The Lineup


Los Angeles, Calif.

Liars have been around for over a decade now and have earned their reputation as ’00s experimental rock vets, but Liars still feel and sound like a “new” band. Maybe that's because they've maintained a reputation as sonic shape-shifters over the entirety of their increasingly impressive career. Throw all of the band's albums into an iTunes playlist, grab a friend with little-to-no-intimate knowledge of their catalog, and randomly play any two songs that appear on different albums. There’s an excellent chance that they’ll be able to tell the difference—even frontman Angus Andrew's vocals have taken various shapes, from a piercing falsetto to a menacing bark to a dead-eyed incantatory moan. These days, plenty of artists favor mysticism or identity obfuscation in order to create interest where their music might not. Liars are often cryptic about their “next move” because, in the end, we're taking the journey as listeners with them while they're charting it out. That journey is always thrilling.

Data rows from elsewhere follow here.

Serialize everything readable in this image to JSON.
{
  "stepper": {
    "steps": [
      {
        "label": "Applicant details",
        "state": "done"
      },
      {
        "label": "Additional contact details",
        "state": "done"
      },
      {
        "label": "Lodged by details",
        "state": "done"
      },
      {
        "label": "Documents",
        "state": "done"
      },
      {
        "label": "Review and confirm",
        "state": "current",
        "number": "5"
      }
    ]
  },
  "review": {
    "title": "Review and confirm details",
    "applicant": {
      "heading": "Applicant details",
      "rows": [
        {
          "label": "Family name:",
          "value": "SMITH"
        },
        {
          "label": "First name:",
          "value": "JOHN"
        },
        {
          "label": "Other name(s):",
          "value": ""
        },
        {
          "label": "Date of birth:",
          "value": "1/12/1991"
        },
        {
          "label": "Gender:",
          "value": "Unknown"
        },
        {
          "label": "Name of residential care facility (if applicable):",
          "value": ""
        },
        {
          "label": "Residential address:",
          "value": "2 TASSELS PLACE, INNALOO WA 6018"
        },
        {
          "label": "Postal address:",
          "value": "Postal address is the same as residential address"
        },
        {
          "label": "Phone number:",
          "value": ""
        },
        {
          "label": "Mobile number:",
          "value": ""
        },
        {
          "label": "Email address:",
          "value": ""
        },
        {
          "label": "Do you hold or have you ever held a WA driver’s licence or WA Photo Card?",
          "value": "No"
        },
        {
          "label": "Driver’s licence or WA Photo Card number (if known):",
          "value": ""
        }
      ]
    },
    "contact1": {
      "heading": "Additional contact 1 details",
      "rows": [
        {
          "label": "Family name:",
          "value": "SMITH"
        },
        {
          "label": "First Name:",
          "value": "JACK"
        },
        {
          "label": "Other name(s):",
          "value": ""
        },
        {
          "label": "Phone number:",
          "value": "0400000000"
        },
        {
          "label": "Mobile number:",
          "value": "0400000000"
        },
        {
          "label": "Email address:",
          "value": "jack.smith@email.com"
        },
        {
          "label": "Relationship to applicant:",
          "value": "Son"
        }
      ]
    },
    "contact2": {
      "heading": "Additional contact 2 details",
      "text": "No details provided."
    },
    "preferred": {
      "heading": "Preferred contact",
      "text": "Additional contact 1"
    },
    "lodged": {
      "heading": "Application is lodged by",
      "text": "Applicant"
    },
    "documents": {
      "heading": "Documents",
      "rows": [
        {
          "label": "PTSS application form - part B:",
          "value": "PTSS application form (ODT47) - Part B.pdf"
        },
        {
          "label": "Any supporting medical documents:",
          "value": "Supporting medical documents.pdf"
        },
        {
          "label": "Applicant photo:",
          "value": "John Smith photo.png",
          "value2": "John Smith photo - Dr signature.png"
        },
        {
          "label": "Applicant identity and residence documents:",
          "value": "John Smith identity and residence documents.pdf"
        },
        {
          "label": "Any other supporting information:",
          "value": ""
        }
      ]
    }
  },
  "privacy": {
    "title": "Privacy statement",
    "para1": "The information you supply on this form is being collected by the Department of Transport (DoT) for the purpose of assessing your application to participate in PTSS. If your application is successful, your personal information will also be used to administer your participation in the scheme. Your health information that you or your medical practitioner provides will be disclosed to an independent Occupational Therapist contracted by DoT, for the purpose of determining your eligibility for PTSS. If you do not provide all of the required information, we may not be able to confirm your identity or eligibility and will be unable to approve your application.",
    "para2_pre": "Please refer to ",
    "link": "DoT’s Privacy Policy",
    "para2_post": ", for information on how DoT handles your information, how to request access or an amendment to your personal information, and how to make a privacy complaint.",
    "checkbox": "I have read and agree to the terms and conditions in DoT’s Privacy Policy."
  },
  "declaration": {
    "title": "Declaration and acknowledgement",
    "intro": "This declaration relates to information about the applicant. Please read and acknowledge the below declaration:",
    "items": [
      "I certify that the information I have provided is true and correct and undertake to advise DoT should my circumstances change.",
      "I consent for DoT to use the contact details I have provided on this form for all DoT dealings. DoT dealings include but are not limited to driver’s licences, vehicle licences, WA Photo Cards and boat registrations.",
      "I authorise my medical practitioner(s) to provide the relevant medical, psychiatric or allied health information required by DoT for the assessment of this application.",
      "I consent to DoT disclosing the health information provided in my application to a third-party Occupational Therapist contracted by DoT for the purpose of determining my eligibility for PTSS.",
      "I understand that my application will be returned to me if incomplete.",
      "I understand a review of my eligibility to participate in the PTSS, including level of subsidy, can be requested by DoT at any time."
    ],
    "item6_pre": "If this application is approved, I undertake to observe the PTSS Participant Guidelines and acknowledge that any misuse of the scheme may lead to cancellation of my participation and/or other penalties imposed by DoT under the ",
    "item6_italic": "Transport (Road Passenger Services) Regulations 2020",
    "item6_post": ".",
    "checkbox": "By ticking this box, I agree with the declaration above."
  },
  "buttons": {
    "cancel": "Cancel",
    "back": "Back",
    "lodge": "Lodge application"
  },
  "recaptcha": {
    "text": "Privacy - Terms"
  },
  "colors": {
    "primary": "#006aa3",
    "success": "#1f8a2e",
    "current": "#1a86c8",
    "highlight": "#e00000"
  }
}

Liars are survivors, too, in a few ways. Whether intentionally or not, the title of their first album, 2000's They Threw Us in a Trench and Stuck a Monument on Top, acted as a commentary on the instant pigeonholing the band received due to the record's of-the-moment dance-punk sound. They replied with a few wild-eyed one-off releases (including an excellent split with Oneida), and 2003’s colossally misunderstood sound-collage LP, They Were Wrong, So We Drowned. The record took inspiration from the old days of witch-hunting, and many critics followed suit by burning the band at the stake, mistaking good-old-fashioned noisemaking for antagonism. On the bright side, that album's ill-perceived failure set the stage for a perfect "comeback" in the form of 2006's hallucinatory, incandescent Drum's Not Dead, a heavy trip that takes its cues as much from the Berlin-based art-rock of the 1970s as much as it does psych warriors like Hawkwind and Boredoms.

After a double-blast of rock re-contextualization in the form of 2007's self-titled effort and 2010's Sisterworld, Liars are getting weird again with their forthcoming sixth proper LP, WIXIW (pronounced "Wish you"). Produced in part with Mute Records founder Daniel Miller, who the group has referred to as their "idol,” WIXIW represents another sharp left turn, embracing dissonant noise, ramshackle samples, and bummed-out electronic textures to create an atmosphere of unease and nervousness. Recorded in the band's own Los Angeles studio, WIXIW carries shades of early industrial and electronic music, as well as the jumbled melodic missives of Radiohead's 2001 album Amnesiac-.

In the end, the new sound's all Liars, exactly what we've come to expect from a band that's taught us to never know what to expect. —Larry Fitzmaurice